energy efficient appliances – the planned management of energy to prevent waste and overuse, and to reduce consumption; incorporates costs and uses of energy, specification of energy -saving solutions, implementation of energy-saving measures, and verification of reduced consumption or cost savings to maximize the efficient use of energy resources. For more information about energy-efficient appliances, click http://www.energystar.gov/index.cfm?fuseaction=find_a_product, and for information about tax breaks for purchasing energy-efficient appliances, click http://www.energy.gov/taxbreaks.htm
energy consumption – the amount of energy used within a business or home (i.e., gas or electricity).
energy consumption reduction efforts – eliminating or minimizing energy waste and reducing energy use.
measure and track energy consumption – collecting and tracking energy consumption information is necessary for establishing a baseline and managing energy use to establish how, when and where energy is being used. Organizations of all sizes can establish systems for gathering and tracking energy use data such as using online energy management tracking systems, reading your electric meter regularly, or simple monitoring of kilowatt-hour use (kWh) from monthly electricity bills.
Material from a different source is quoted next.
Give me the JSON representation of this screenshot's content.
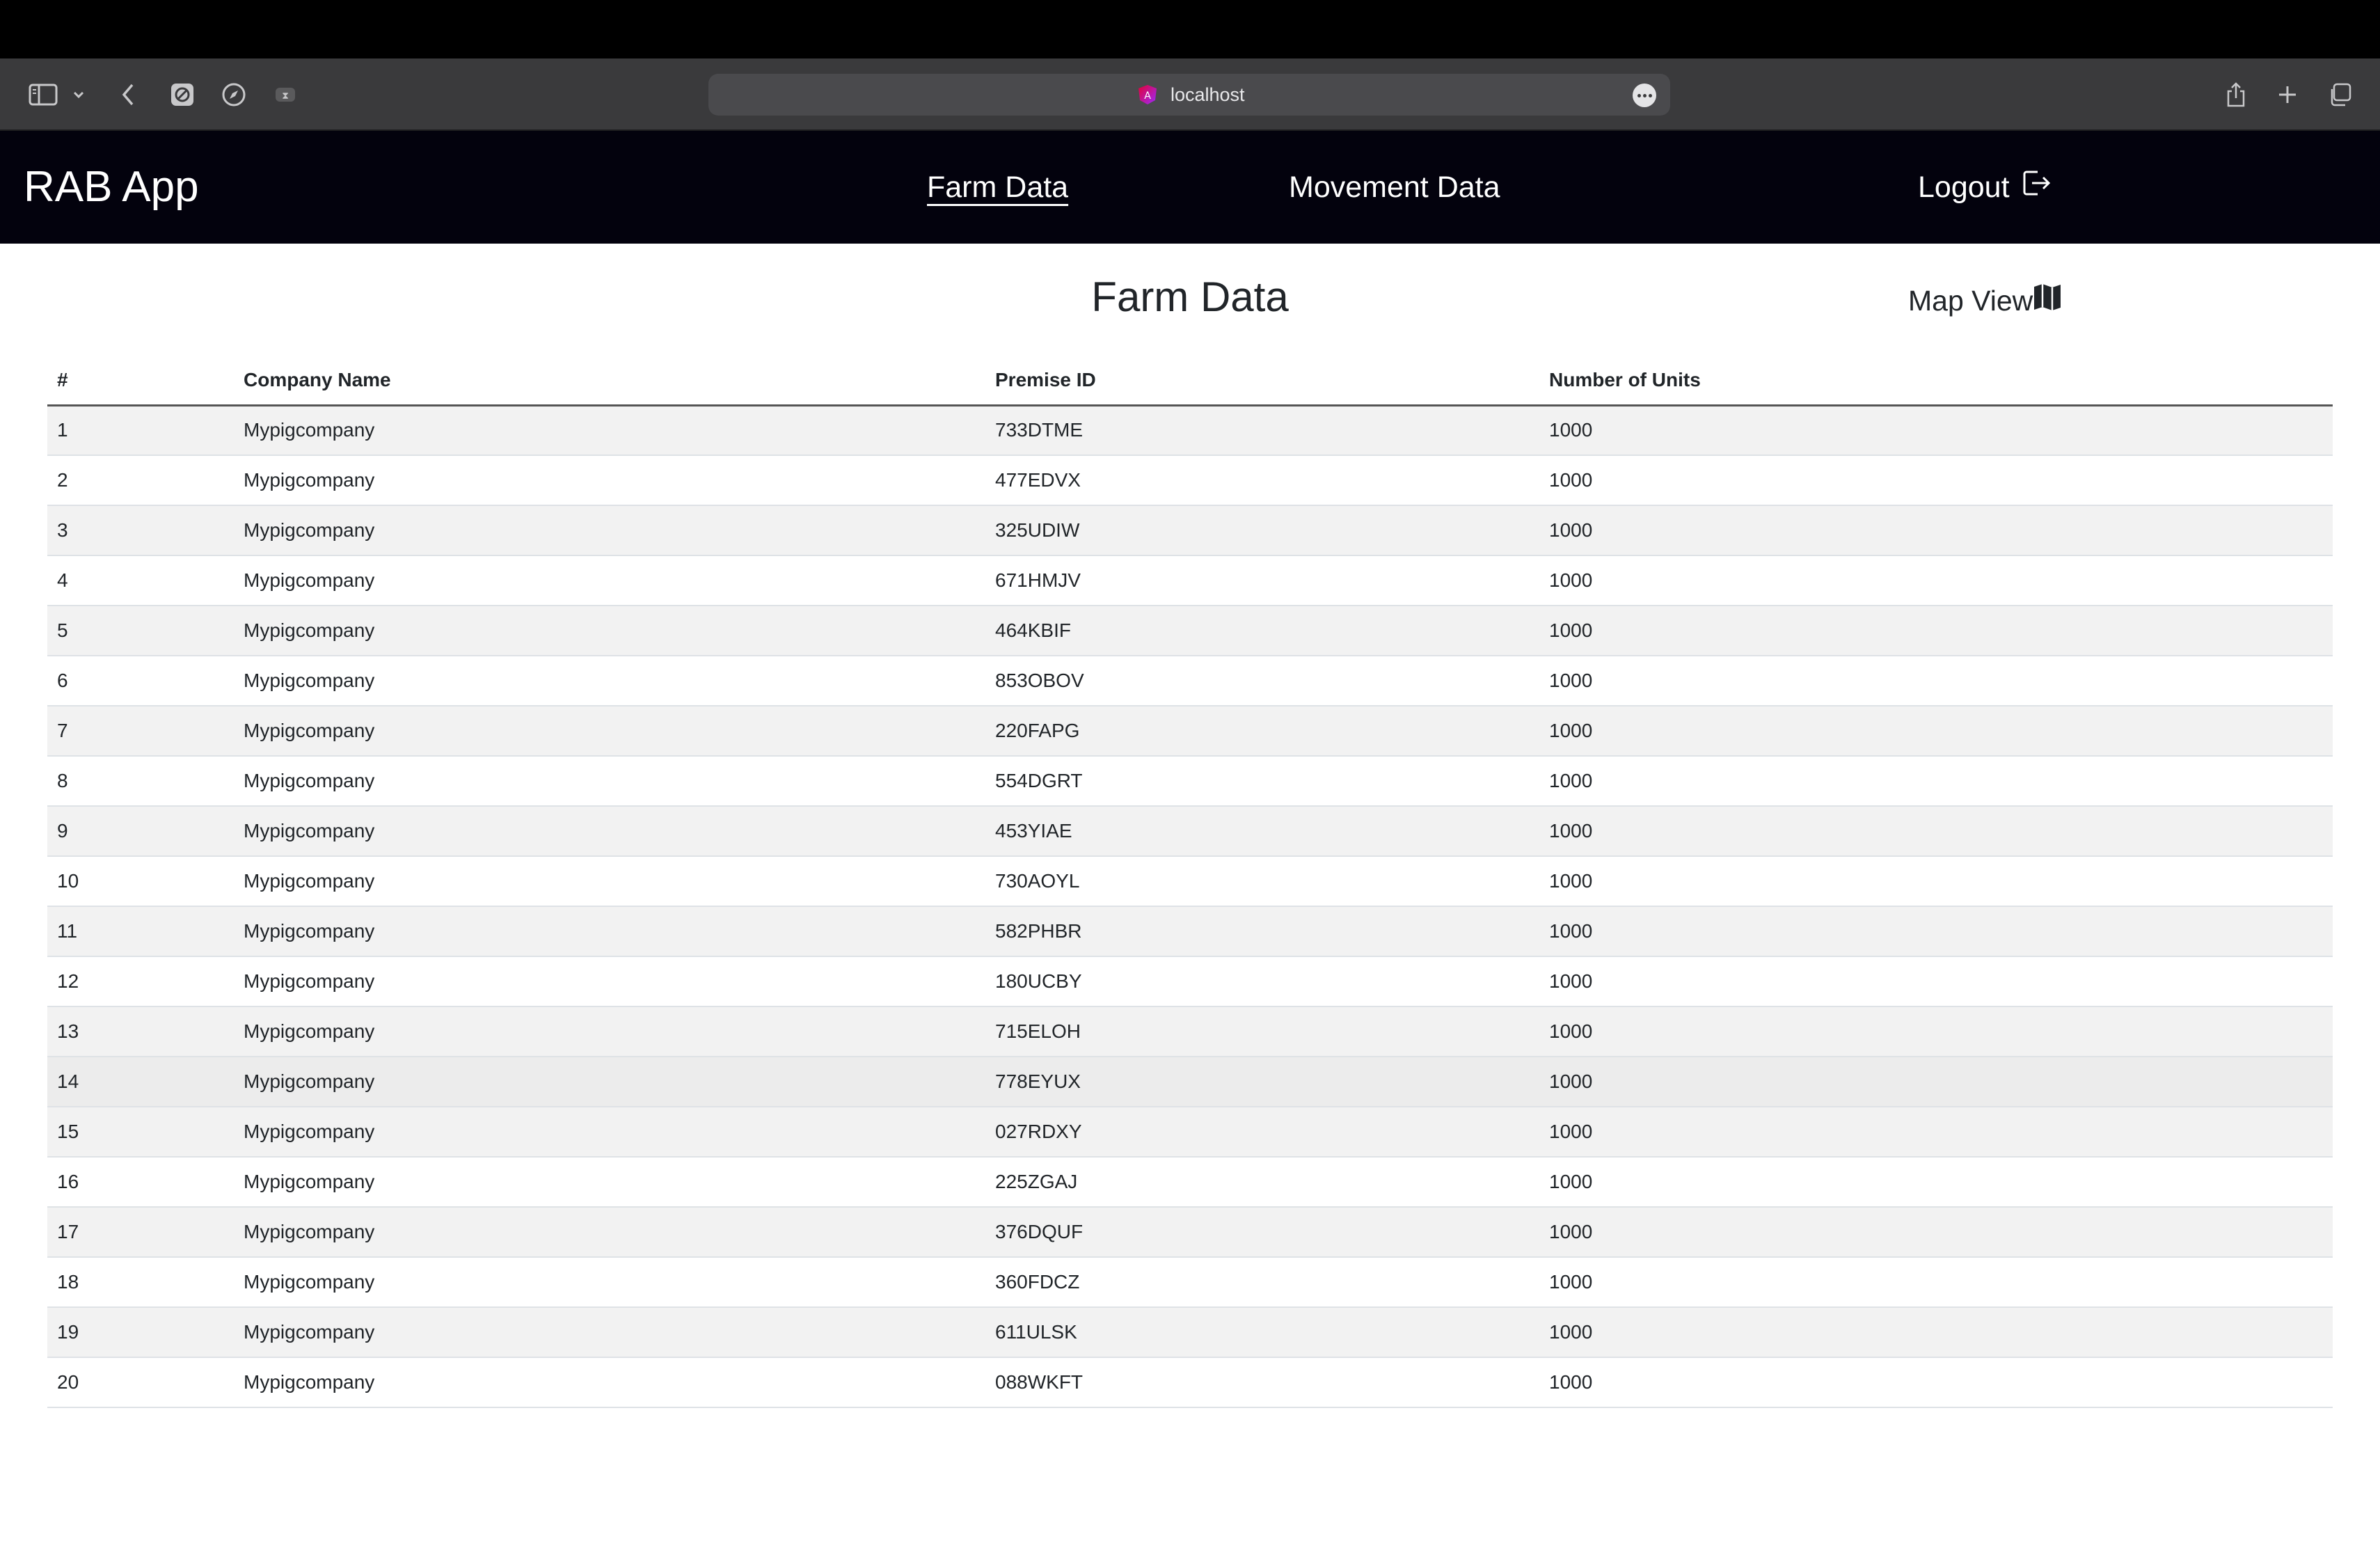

To calculate energy use or see a list of energy intensive users for your organization and compare it to similar organizations in your area, click http://www.energystar.gov/index.cfm?c=guidelines.guidelines_index.
specific energy consumption reduction efforts – the following is a list of some technologies that, if properly installed and operated, will reduce a building’s energy consumption.
- Passive and solar energy
- Compact fluorescent lighting (CFL)
- Occupancy sensors (turns lights on/off when room is occupied/unoccupied)
- Controlling the daylight entering the building for heating, cooling and lighting purposes
- Demand-control ventilation system
- Low-power modes on computers, fax machines, printers, and copiers while not in use